Lefty Driesell to be inducted into the Naismith Hall of Fame per report

Long-time University of Maryland men’s basketball coach Charles Grice “Lefty” Driesell will finally be inducted into the Naismith Basketball Hall of Fame this year.

This is according to NBC Sports Washington contributor Jon Feinstein.

Driesell coached the Terrapins for 17 seasons between 1969-86. While guiding the program to eight NCAA Tournament appearances and an NIT Championship, Driesell transformed Maryland into a legitimate force in college basketball.

When hired by the Terps, Driesell famously announced that he wanted to turn Maryland into the “UCLA of the East.” After only four seasons he had made it to two ACC Championship Games and his first Elite Eight appearance. His success opened the door not only for the program but the school to compete at the highest levels of competition.

MORE NCAA: BEST BUZZER BEATERS IN NCAA TOURNAMENT HISTORY

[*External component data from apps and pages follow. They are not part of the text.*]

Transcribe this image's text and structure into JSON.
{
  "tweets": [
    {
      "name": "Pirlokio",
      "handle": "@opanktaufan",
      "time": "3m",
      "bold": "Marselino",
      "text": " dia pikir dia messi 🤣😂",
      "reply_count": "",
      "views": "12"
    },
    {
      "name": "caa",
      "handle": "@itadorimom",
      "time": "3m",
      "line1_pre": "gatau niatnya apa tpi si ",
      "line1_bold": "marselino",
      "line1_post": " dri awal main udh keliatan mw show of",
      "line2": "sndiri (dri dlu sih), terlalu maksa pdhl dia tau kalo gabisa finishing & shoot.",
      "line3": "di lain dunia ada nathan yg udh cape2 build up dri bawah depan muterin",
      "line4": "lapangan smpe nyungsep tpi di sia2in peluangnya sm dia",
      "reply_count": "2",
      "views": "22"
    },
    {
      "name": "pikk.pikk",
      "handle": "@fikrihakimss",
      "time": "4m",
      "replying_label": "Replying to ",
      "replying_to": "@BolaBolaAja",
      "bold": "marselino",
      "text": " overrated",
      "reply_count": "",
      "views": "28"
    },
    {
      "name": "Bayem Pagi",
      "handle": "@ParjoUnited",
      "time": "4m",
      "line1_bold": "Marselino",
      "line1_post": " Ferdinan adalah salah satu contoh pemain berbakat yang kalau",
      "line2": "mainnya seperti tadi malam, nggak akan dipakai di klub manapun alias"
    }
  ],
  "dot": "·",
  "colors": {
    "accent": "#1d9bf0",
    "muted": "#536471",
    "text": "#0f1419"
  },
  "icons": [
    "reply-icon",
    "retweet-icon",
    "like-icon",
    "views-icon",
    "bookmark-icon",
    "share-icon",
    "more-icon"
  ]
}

Maryland made it as high as the Elite Eight twice under the reign of Driesell. He was named ACC Coach of the Year twice and won one ACC Tournament Championship in 1984. At the time of his NIT Championship with the Terps in 1972, the NIT was held in a similar regard to the NCAA Tournament.

He is second on Maryland’s all-time wins list (348), behind Gary Williams’ 461. Driesell however, still holds the best win percentage of all Maryland coaches with 68.6 win percentage.

After Maryland, the former Duke basketball coached at James Madison for just short of a decade and ended his coaching days at Georgia State. Driesell also coached at Davidson before taking the Maryland job to combine for over 40 seasons at the head of a Division I basketball program.

The 86-year-old was inducted into the College Basketball Hall of Fame back in 2007. He also the namesake for the NCAA’s best defensive player of the year award, which was first awarded in 2010.

The official announcement from the Naismith Hall of Fame will be during the Final Four on Saturday, March 31.

WANT MORE HOOPS?  Listen below as Troy Machir and Chick Hernandez discuss Lefty Driesell's legacy in the area and why the Terps icon was on the outside of the Hall of Fame for so long.